▶ Instructions for the task: Every line holding the string "visible" should be copied from the listing.
Segment Open
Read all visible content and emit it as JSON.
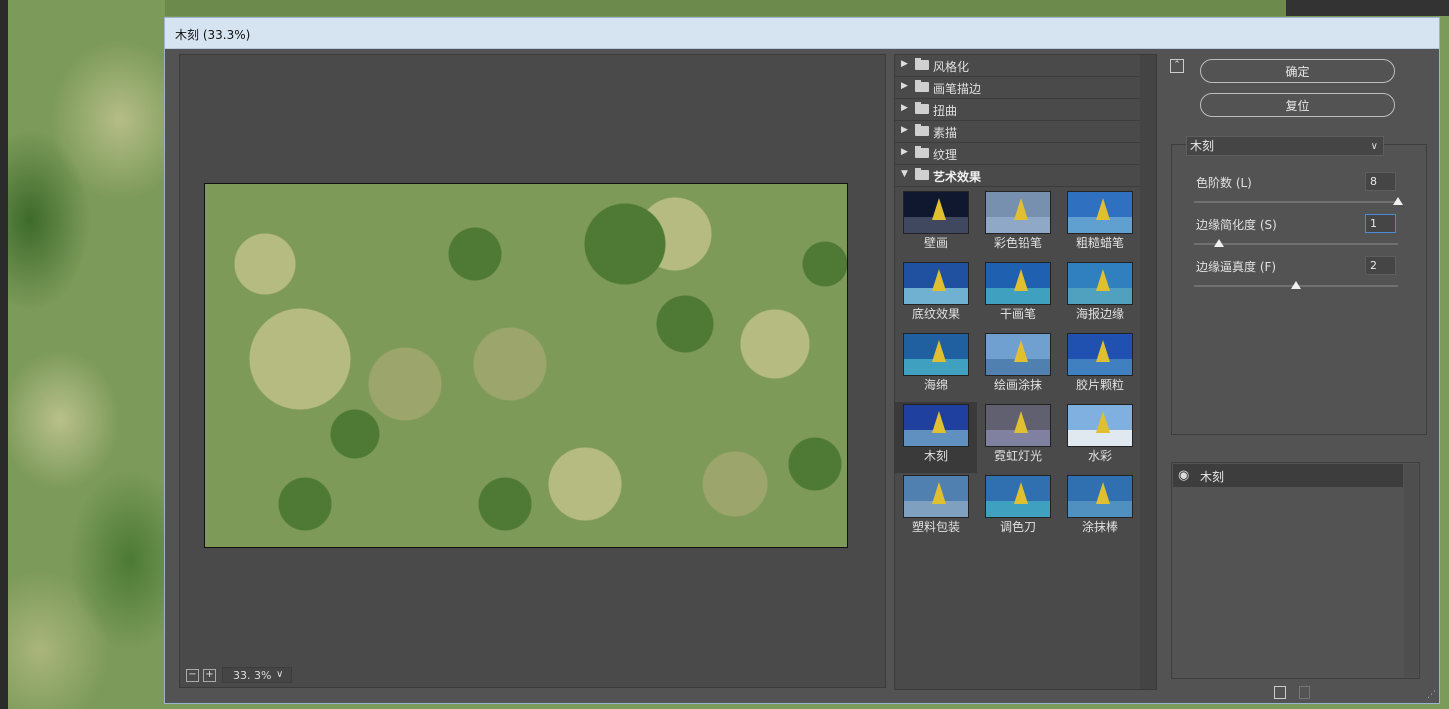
{
  "window": {
    "title": "木刻 (33.3%)"
  },
  "preview": {
    "zoom": "33. 3%",
    "zoom_out": "−",
    "zoom_in": "+",
    "zoom_dropdown": "∨"
  },
  "gallery": {
    "categories": [
      {
        "label": "风格化",
        "open": false
      },
      {
        "label": "画笔描边",
        "open": false
      },
      {
        "label": "扭曲",
        "open": false
      },
      {
        "label": "素描",
        "open": false
      },
      {
        "label": "纹理",
        "open": false
      },
      {
        "label": "艺术效果",
        "open": true
      }
    ],
    "filters": [
      {
        "label": "壁画"
      },
      {
        "label": "彩色铅笔"
      },
      {
        "label": "粗糙蜡笔"
      },
      {
        "label": "底纹效果"
      },
      {
        "label": "干画笔"
      },
      {
        "label": "海报边缘"
      },
      {
        "label": "海绵"
      },
      {
        "label": "绘画涂抹"
      },
      {
        "label": "胶片颗粒"
      },
      {
        "label": "木刻",
        "selected": true
      },
      {
        "label": "霓虹灯光"
      },
      {
        "label": "水彩"
      },
      {
        "label": "塑料包装"
      },
      {
        "label": "调色刀"
      },
      {
        "label": "涂抹棒"
      }
    ]
  },
  "controls": {
    "ok_label": "确定",
    "reset_label": "复位",
    "collapse_glyph": "⌃",
    "filter_select": {
      "value": "木刻",
      "chevron": "∨"
    },
    "params": [
      {
        "label": "色阶数 (L)",
        "value": "8",
        "level": 1.0
      },
      {
        "label": "边缘简化度 (S)",
        "value": "1",
        "level": 0.1
      },
      {
        "label": "边缘逼真度 (F)",
        "value": "2",
        "level": 0.5
      }
    ]
  },
  "layers": {
    "items": [
      {
        "name": "木刻",
        "visible": true
      }
    ],
    "eye_glyph": "◉"
  },
  "colors": {
    "dialog_bg": "#535353",
    "titlebar": "#d6e4f2",
    "accent_focus": "#4a8ad6"
  }
}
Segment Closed
▶ Task solution:
Read all visible content and emit it as JSON.
        "visible": true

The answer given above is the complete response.